ACTION ITEM: Print out each record, keeping it identical to the original.
[Start of section]
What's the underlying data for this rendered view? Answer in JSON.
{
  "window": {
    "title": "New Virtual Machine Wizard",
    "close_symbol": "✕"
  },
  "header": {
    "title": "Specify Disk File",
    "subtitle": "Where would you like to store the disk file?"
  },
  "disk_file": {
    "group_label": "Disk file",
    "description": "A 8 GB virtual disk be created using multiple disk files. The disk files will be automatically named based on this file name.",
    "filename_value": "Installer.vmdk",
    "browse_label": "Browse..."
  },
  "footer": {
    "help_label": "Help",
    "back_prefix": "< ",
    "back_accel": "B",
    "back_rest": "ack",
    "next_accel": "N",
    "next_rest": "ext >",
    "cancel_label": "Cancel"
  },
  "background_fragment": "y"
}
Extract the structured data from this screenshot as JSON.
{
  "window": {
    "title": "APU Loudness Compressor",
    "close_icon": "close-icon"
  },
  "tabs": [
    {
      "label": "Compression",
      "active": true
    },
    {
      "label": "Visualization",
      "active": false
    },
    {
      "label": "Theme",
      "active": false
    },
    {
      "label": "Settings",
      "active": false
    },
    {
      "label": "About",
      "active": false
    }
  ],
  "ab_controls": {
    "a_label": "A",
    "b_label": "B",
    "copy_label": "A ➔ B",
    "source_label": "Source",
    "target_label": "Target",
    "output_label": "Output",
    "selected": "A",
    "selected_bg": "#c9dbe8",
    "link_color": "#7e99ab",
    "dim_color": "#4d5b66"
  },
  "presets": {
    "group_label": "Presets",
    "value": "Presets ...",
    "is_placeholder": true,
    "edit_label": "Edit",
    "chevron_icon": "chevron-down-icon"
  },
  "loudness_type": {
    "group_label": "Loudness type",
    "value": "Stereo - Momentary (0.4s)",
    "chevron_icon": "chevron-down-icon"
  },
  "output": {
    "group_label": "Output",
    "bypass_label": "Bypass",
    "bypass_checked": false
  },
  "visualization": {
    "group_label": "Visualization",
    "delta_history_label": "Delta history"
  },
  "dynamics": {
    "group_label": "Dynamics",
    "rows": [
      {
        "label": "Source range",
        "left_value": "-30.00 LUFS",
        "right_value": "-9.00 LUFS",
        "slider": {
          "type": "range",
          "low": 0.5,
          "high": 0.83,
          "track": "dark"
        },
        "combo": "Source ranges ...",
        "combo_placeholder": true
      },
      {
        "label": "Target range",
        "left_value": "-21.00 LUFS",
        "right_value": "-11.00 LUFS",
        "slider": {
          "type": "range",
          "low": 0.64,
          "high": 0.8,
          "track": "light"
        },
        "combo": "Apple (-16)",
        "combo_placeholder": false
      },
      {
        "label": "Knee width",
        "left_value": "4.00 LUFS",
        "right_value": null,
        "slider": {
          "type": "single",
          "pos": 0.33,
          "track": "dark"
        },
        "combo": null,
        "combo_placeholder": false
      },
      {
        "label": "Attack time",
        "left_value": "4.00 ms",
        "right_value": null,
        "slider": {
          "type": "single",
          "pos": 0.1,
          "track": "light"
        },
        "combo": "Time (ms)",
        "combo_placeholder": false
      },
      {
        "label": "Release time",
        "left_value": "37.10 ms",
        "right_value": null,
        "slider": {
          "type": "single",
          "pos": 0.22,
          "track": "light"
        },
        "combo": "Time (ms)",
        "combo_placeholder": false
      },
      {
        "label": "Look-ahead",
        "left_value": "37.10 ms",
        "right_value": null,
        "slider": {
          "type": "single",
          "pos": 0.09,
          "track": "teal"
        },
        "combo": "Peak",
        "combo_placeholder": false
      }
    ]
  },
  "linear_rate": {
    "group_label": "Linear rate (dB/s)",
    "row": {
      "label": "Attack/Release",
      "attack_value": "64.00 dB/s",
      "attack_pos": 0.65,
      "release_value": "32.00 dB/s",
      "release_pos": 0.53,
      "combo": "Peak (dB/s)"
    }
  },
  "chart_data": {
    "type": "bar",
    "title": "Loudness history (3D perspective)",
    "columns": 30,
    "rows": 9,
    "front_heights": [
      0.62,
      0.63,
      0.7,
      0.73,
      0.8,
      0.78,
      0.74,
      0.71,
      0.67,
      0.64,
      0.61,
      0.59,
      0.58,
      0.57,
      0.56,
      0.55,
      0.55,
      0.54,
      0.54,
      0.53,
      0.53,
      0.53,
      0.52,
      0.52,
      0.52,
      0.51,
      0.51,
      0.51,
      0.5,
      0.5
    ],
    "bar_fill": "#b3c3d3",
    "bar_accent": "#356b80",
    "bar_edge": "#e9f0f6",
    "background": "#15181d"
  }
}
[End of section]
SOLUTION TO THIS TASK:
What's the underlying data for this rendered view? Answer in JSON.
{
  "window": {
    "title": "New Virtual Machine Wizard",
    "close_symbol": "✕"
  },
  "header": {
    "title": "Specify Disk File",
    "subtitle": "Where would you like to store the disk file?"
  },
  "disk_file": {
    "group_label": "Disk file",
    "description": "A 8 GB virtual disk be created using multiple disk files. The disk files will be automatically named based on this file name.",
    "filename_value": "Installer.vmdk",
    "browse_label": "Browse..."
  },
  "footer": {
    "help_label": "Help",
    "back_prefix": "< ",
    "back_accel": "B",
    "back_rest": "ack",
    "next_accel": "N",
    "next_rest": "ext >",
    "cancel_label": "Cancel"
  },
  "background_fragment": "y"
}
Extract the structured data from this screenshot as JSON.
{
  "window": {
    "title": "APU Loudness Compressor",
    "close_icon": "close-icon"
  },
  "tabs": [
    {
      "label": "Compression",
      "active": true
    },
    {
      "label": "Visualization",
      "active": false
    },
    {
      "label": "Theme",
      "active": false
    },
    {
      "label": "Settings",
      "active": false
    },
    {
      "label": "About",
      "active": false
    }
  ],
  "ab_controls": {
    "a_label": "A",
    "b_label": "B",
    "copy_label": "A ➔ B",
    "source_label": "Source",
    "target_label": "Target",
    "output_label": "Output",
    "selected": "A",
    "selected_bg": "#c9dbe8",
    "link_color": "#7e99ab",
    "dim_color": "#4d5b66"
  },
  "presets": {
    "group_label": "Presets",
    "value": "Presets ...",
    "is_placeholder": true,
    "edit_label": "Edit",
    "chevron_icon": "chevron-down-icon"
  },
  "loudness_type": {
    "group_label": "Loudness type",
    "value": "Stereo - Momentary (0.4s)",
    "chevron_icon": "chevron-down-icon"
  },
  "output": {
    "group_label": "Output",
    "bypass_label": "Bypass",
    "bypass_checked": false
  },
  "visualization": {
    "group_label": "Visualization",
    "delta_history_label": "Delta history"
  },
  "dynamics": {
    "group_label": "Dynamics",
    "rows": [
      {
        "label": "Source range",
        "left_value": "-30.00 LUFS",
        "right_value": "-9.00 LUFS",
        "slider": {
          "type": "range",
          "low": 0.5,
          "high": 0.83,
          "track": "dark"
        },
        "combo": "Source ranges ...",
        "combo_placeholder": true
      },
      {
        "label": "Target range",
        "left_value": "-21.00 LUFS",
        "right_value": "-11.00 LUFS",
        "slider": {
          "type": "range",
          "low": 0.64,
          "high": 0.8,
          "track": "light"
        },
        "combo": "Apple (-16)",
        "combo_placeholder": false
      },
      {
        "label": "Knee width",
        "left_value": "4.00 LUFS",
        "right_value": null,
        "slider": {
          "type": "single",
          "pos": 0.33,
          "track": "dark"
        },
        "combo": null,
        "combo_placeholder": false
      },
      {
        "label": "Attack time",
        "left_value": "4.00 ms",
        "right_value": null,
        "slider": {
          "type": "single",
          "pos": 0.1,
          "track": "light"
        },
        "combo": "Time (ms)",
        "combo_placeholder": false
      },
      {
        "label": "Release time",
        "left_value": "37.10 ms",
        "right_value": null,
        "slider": {
          "type": "single",
          "pos": 0.22,
          "track": "light"
        },
        "combo": "Time (ms)",
        "combo_placeholder": false
      },
      {
        "label": "Look-ahead",
        "left_value": "37.10 ms",
        "right_value": null,
        "slider": {
          "type": "single",
          "pos": 0.09,
          "track": "teal"
        },
        "combo": "Peak",
        "combo_placeholder": false
      }
    ]
  },
  "linear_rate": {
    "group_label": "Linear rate (dB/s)",
    "row": {
      "label": "Attack/Release",
      "attack_value": "64.00 dB/s",
      "attack_pos": 0.65,
      "release_value": "32.00 dB/s",
      "release_pos": 0.53,
      "combo": "Peak (dB/s)"
    }
  },
  "chart_data": {
    "type": "bar",
    "title": "Loudness history (3D perspective)",
    "columns": 30,
    "rows": 9,
    "front_heights": [
      0.62,
      0.63,
      0.7,
      0.73,
      0.8,
      0.78,
      0.74,
      0.71,
      0.67,
      0.64,
      0.61,
      0.59,
      0.58,
      0.57,
      0.56,
      0.55,
      0.55,
      0.54,
      0.54,
      0.53,
      0.53,
      0.53,
      0.52,
      0.52,
      0.52,
      0.51,
      0.51,
      0.51,
      0.5,
      0.5
    ],
    "bar_fill": "#b3c3d3",
    "bar_accent": "#356b80",
    "bar_edge": "#e9f0f6",
    "background": "#15181d"
  }
}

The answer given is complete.